Robert Sheppard: My essay on Ern Malley and Fictional Poets appears in International Times

You may now read my reflective essay on the Ern Malley ‘affair’, or rather on ‘our’ re-enactment of it in Liverpool in 2018, which I originally wrote about here:

 Pages: Ern Malley 1918-1943: Celebrating the centenary in his place of birth Liverpool (set list) (


The new essay appears on International Times, and I thank Rupert Loydell (as so often) for selecting this piece, choosing some suitable illustrations, and for IT for following through with publication. It's called 

Doubly Stolen Fire in his Prosthetic Voice: The Ern Malley Hoax and Fictional Poems in Liverpool:

Although I say it is on the Ern Malley affair, it doesn’t describe that (it’s an oft and well told story, which I summarise in a paragraph, but there’s loads online about it). It’s more a reflection on the nature of hoaxes, as carried out in this case, and as theorized by Charles Bernstein, AND a reflection on the difference between a hoax and a fictional poet. Of course, I’m thinking of my own use of fictional poets, and I refer to that. (Consult these webpages: Rene Van Valckenborch and the European Union of Imaginary Poets - Robert Sheppard ( and European Union of Imaginary Authors (EUOIA) - Home (  

This essay comes from an assembling collection on the subject of authorship and ‘fictional poets’ and their mysterious hold (rather than hoax poets, with their sticky tricks to fit you up and empty you out). As Gerald Bruns says (and I’ve quoted this often): ‘A fictional poem would be a poem held in place less by literary history than by one of the categories that the logical world keeps in supply: conceptual models, possible worlds, speculative systems, hypothetical constructions in all their infinite variation.’

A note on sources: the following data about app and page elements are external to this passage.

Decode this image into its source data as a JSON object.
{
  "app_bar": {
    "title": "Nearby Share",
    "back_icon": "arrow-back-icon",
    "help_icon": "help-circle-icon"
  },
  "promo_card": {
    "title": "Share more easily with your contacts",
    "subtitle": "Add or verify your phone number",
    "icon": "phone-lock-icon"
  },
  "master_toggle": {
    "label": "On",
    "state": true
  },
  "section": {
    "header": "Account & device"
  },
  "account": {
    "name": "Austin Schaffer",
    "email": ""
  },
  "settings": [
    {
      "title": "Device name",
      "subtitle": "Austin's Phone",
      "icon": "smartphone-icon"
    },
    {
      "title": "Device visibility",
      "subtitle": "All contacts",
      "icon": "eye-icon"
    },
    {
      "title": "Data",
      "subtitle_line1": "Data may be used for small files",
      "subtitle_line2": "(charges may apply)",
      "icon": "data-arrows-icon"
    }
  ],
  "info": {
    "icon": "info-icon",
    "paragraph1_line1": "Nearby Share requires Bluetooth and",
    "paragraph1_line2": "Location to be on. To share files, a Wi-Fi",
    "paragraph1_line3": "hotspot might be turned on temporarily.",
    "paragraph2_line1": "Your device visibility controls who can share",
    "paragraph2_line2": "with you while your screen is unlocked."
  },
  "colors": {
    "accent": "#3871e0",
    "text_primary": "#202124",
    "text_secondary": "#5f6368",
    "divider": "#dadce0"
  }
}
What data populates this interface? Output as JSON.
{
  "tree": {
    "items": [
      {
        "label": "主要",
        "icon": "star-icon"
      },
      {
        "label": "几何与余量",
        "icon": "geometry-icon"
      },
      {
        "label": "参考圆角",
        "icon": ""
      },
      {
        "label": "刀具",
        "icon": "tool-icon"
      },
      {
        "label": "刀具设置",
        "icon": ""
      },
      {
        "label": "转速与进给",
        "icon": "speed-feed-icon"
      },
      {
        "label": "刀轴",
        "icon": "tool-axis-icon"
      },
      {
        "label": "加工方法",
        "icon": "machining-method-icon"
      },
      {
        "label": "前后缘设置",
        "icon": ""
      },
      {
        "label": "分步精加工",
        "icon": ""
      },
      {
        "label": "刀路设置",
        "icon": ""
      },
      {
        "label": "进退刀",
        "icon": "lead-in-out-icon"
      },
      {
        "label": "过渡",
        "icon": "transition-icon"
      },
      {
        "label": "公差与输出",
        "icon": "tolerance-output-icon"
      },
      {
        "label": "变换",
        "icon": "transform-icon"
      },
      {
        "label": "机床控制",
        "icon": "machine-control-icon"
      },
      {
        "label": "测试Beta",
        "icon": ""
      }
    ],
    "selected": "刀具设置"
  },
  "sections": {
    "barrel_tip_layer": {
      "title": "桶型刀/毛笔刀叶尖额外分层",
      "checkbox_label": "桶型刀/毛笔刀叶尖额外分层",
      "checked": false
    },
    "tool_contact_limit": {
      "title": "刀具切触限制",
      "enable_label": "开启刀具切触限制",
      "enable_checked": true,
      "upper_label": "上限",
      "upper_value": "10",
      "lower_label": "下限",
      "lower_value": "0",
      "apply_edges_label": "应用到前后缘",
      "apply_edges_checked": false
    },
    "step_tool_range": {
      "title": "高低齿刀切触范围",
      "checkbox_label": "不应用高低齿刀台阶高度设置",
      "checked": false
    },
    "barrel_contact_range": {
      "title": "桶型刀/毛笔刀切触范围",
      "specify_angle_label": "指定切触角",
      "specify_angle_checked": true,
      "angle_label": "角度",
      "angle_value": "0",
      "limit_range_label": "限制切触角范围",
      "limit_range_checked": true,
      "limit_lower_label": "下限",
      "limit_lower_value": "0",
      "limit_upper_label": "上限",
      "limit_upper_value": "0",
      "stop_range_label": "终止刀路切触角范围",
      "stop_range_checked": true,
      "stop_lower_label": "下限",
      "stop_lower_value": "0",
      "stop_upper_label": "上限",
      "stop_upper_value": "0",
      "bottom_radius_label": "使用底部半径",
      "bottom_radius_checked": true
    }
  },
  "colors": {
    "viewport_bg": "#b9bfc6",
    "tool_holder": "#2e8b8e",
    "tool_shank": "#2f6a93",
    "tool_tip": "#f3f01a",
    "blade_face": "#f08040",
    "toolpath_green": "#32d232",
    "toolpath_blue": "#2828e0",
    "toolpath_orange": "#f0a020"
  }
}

I hope you enjoy this brief take on the issue. Then you may read my other, later, reflections, which I have serialised on this blog, beginning, here:, with a second series here: Pages: Reflections on Fictional Poetry and Fictional Poets (1 and hubpost for the sequence) (


The fruits of my ‘fictional poet’ explorations are published as A Translated Man and Twitters for a Lark, both accessible here: Sheppard, Robert ( (along with other projects).

In that second book there appears a poem by 'Robert Sheppard' which supplies the title of my essay. It may be read in the book, of course, but is also available here:  'Robert Sheppard - Spring 15 (